It wasn’t the Costa Concordia, nor was captain Francesco Schettino at the helm — but as Italy lit up the night sky Saturday in English Bay, a cruise boat with 250 people on board crashed into two smaller vessels during the fireworks celebration in English Bay, Vancouver. On Sunday the Vancouver police Marine Squad gained entry to the cruise boat after they were called in to investigate the collision. Read More theprovice Read More This is Coucestershire Read More shipspotting
Irish Independent FORGET notions of women and children first – the vast majority of maritime disasters are more Costa Concordia than Titanic, research has shown. A study of 18 tragedies at sea has revealed that when ships sink, crew members are more likely to survive than passengers, and men fare better than women.On average, only half as many women as men survived the incidents, which spanned three centuries between 1852 and 2011. And children were the least likely to survive of all.

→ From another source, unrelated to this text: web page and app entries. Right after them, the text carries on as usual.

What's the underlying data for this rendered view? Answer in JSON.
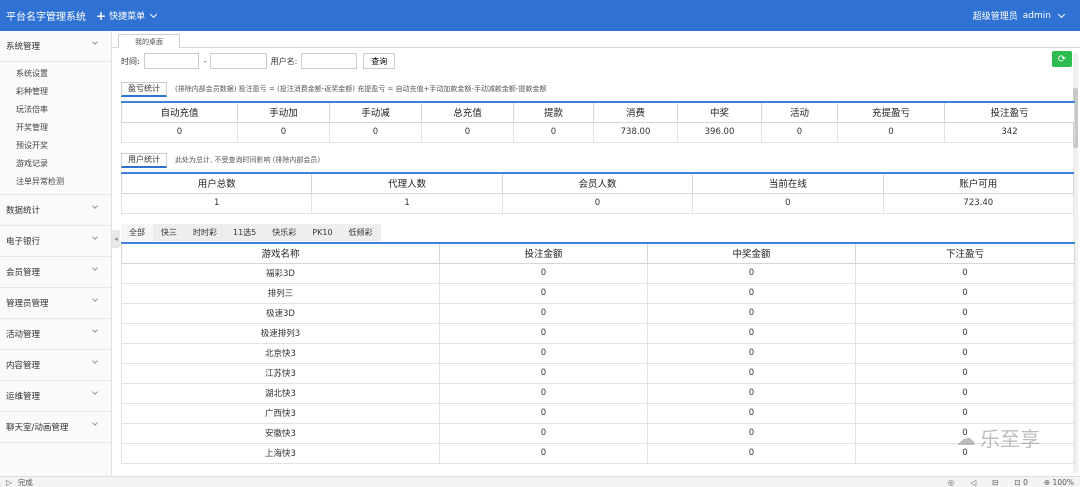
{
  "header": {
    "brand": "平台名字管理系统",
    "quick_menu": "快捷菜单",
    "role": "超级管理员",
    "user": "admin"
  },
  "sidebar": {
    "groups": [
      {
        "label": "系统管理",
        "items": [
          "系统设置",
          "彩种管理",
          "玩法倍率",
          "开奖管理",
          "预设开奖",
          "游戏记录",
          "注单异常检测"
        ]
      },
      {
        "label": "数据统计"
      },
      {
        "label": "电子银行"
      },
      {
        "label": "会员管理"
      },
      {
        "label": "管理员管理"
      },
      {
        "label": "活动管理"
      },
      {
        "label": "内容管理"
      },
      {
        "label": "运维管理"
      },
      {
        "label": "聊天室/动画管理"
      }
    ]
  },
  "tabs": {
    "home": "我的桌面"
  },
  "filter": {
    "time_label": "时间:",
    "dash": "-",
    "username_label": "用户名:",
    "query_button": "查询"
  },
  "profit": {
    "title": "盈亏统计",
    "note": "(排除内部会员数据)  投注盈亏 = (投注消费金额-返奖金额)     充提盈亏 = 自动充值+手动加款金额-手动减款金额-提款金额",
    "headers": [
      "自动充值",
      "手动加",
      "手动减",
      "总充值",
      "提款",
      "消费",
      "中奖",
      "活动",
      "充提盈亏",
      "投注盈亏"
    ],
    "values": [
      "0",
      "0",
      "0",
      "0",
      "0",
      "738.00",
      "396.00",
      "0",
      "0",
      "342"
    ]
  },
  "users": {
    "title": "用户统计",
    "note": "此处为总计, 不受查询时间影响 (排除内部会员)",
    "headers": [
      "用户总数",
      "代理人数",
      "会员人数",
      "当前在线",
      "账户可用"
    ],
    "values": [
      "1",
      "1",
      "0",
      "0",
      "723.40"
    ]
  },
  "game_tabs": [
    "全部",
    "快三",
    "时时彩",
    "11选5",
    "快乐彩",
    "PK10",
    "低频彩"
  ],
  "games": {
    "headers": [
      "游戏名称",
      "投注金额",
      "中奖金额",
      "下注盈亏"
    ],
    "rows": [
      [
        "福彩3D",
        "0",
        "0",
        "0"
      ],
      [
        "排列三",
        "0",
        "0",
        "0"
      ],
      [
        "极速3D",
        "0",
        "0",
        "0"
      ],
      [
        "极速排列3",
        "0",
        "0",
        "0"
      ],
      [
        "北京快3",
        "0",
        "0",
        "0"
      ],
      [
        "江苏快3",
        "0",
        "0",
        "0"
      ],
      [
        "湖北快3",
        "0",
        "0",
        "0"
      ],
      [
        "广西快3",
        "0",
        "0",
        "0"
      ],
      [
        "安徽快3",
        "0",
        "0",
        "0"
      ],
      [
        "上海快3",
        "0",
        "0",
        "0"
      ]
    ]
  },
  "statusbar": {
    "left": "完成",
    "zoom": "100%",
    "count": "0"
  },
  "watermark": "乐至享",
  "colors": {
    "topbar": "#2f72d3",
    "accent": "#3d82d8",
    "refresh": "#2bbb4e"
  }
}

Read More Irish Independent Read More Thespec Read More Sportal.com Read More Hickeylawfirm
CNN I first saw the Costa Concordia glinting in the winter sun from 20,000 feet as my flight from London made a slow descent on its way to Rome’s Fiumicino airport. It seemed a distant blade of light lying next to a speck of an island. A surge of gasps and chatter reverberated around the cabin as Italian passengers craned their necks to see it. As I later approached the island on a ferry, the ship again came into view almost as soon as the ferry left the mainland. Read More CNN Read More Marine Link Read More Belfast Telegraph Read More Fox News Read More CNN Pressroom Read More Miami Herald Read More Travel AOL Read Morelloyds list

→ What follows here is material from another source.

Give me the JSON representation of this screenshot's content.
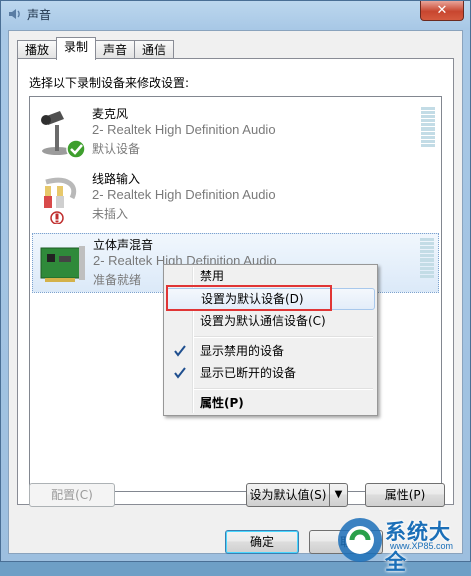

KPLR 11 WASHINGTON (CNN) — Still reeling from the Costa Concordia accident in January that left at least 30 passengers dead, two of the largest cruise ship industry organizations have announced new safety policies aimed at helping both passengers and rescuers during an emergency at sea. Under two new rules, the nationality of all passengers aboard vessels will be kept on land and made readily available to search-and-rescue teams in an emergency, and passengers will be given a specific set of safety instructions during “musters,” or safety drills.
Two of the largest cruise ship industry organizations announce new safety policies aimed at helping during an emergency at sea. Under two new rules, a record of the nationality of all passengers aboard vessels will be kept on land and made readily available to search-and-rescue teams in an emergency, and passengers will be given a specific set of safety instructions during “musters,” or safety drills.

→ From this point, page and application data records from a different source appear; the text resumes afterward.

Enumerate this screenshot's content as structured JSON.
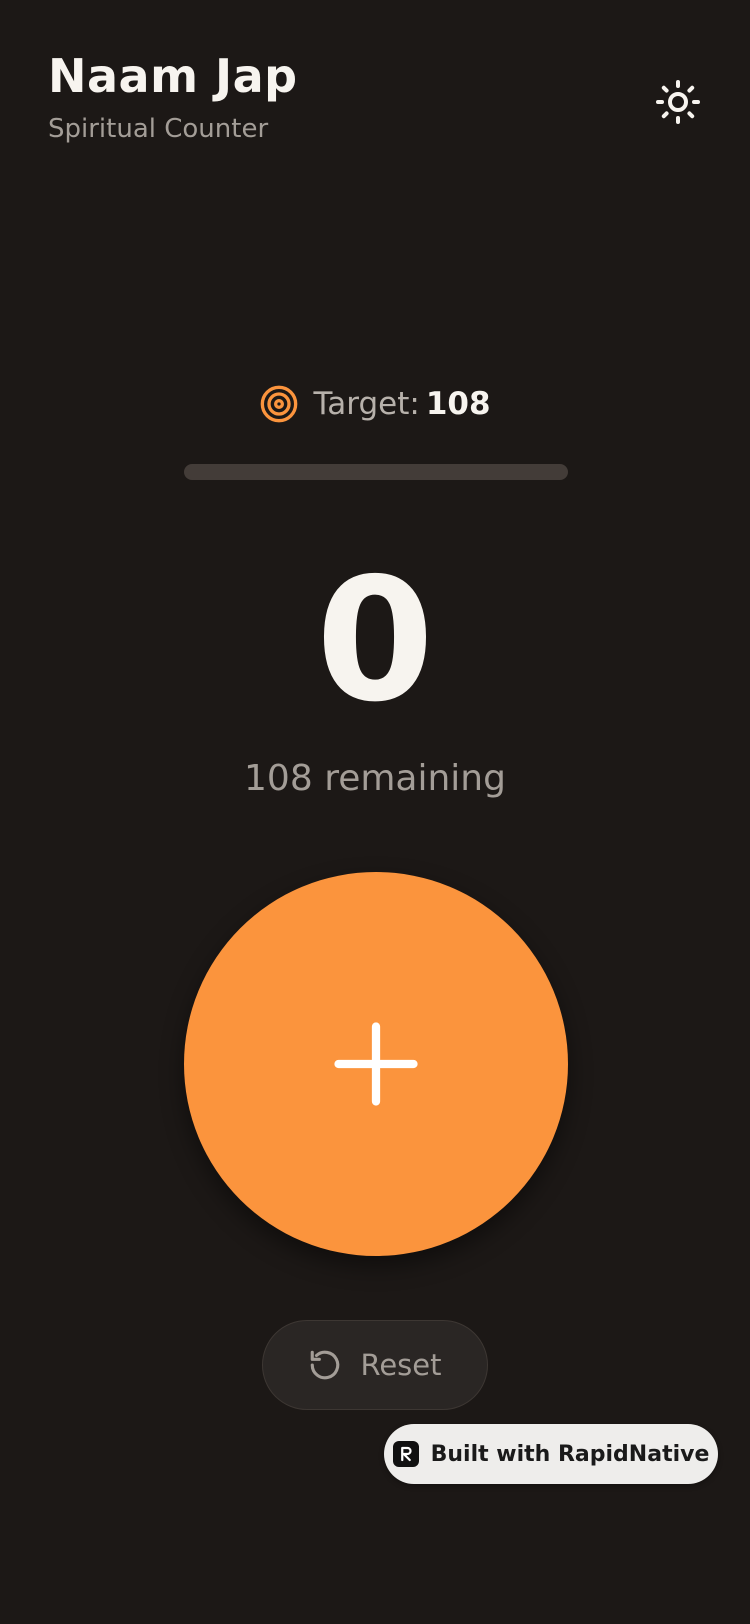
{
  "header": {
    "title": "Naam Jap",
    "subtitle": "Spiritual Counter",
    "theme_icon": "sun-icon"
  },
  "target": {
    "label": "Target:",
    "value": "108",
    "icon": "target-icon"
  },
  "progress": {
    "fraction": 0
  },
  "counter": {
    "count": "0",
    "remaining_text": "108 remaining"
  },
  "increment_button": {
    "icon": "plus-icon"
  },
  "reset_button": {
    "label": "Reset",
    "icon": "rotate-ccw-icon"
  },
  "badge": {
    "label": "Built with RapidNative",
    "icon": "rapidnative-logo-icon"
  },
  "colors": {
    "background": "#1c1816",
    "accent": "#fb943d",
    "text_primary": "#f7f4ef",
    "text_secondary": "#a39d97",
    "track": "#433c38"
  }
}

Travel Weekly UK
By Ian Taylor | Jun 11, 2012 17:48PM GMT The boss of Carnival Corporation, Micky Arison, has hit back at claims by a crisis management expert that the company handled the sinking of the Costa Concordiaappallingly. MediaHouse executive chairman Jack Read More Sun Sentinel Read More Travel Weekly Read More Youtube
The Seattle Times
( ImagineThat) MORE As Carnival Corp. announced plans to salvage the Costa Concordia last week, the world’s attention focused again on cruise safety — or rather, lack of it. The Concordia struck a reef off the coast of Italy in January and partially sank, claiming the lives of 32 people. Carnival will refloat the hull in a $300 million salvage operation said to be the largest in history. Read More Seattle Times Read More Times Colonist Read More Port Strategy
The Maritime Executive
Recommended interim measures aimed at enhancing the safety of passenger ships, in the wake of theCosta Concordia incident in January, were agreed by IMO’s Maritime Safety Committee (MSC), when it met at the Organization’s London Headquarters for its 90th session from 16 to 25 May 2012. Read More The Maritime Executive
The Costa Concordia’s owner has brought in new safety measures for its ships, including real-time tracking of routes and limits on its captains’ absolute authority – as its biggest liner was launched. The measures are aimed at ensuring there is no repeat of the tragedy in which 32 people died. Emergency safety training will now be given to passengers before the ships leave port – and a monitoring system will identify anyone who have not attended and encourage them to do so. The new Costa Fascinosa Read More Sky News Read More Miami Herald Read More Cruise Critic Read More UPI Read More Daily Mail Read More Voice of America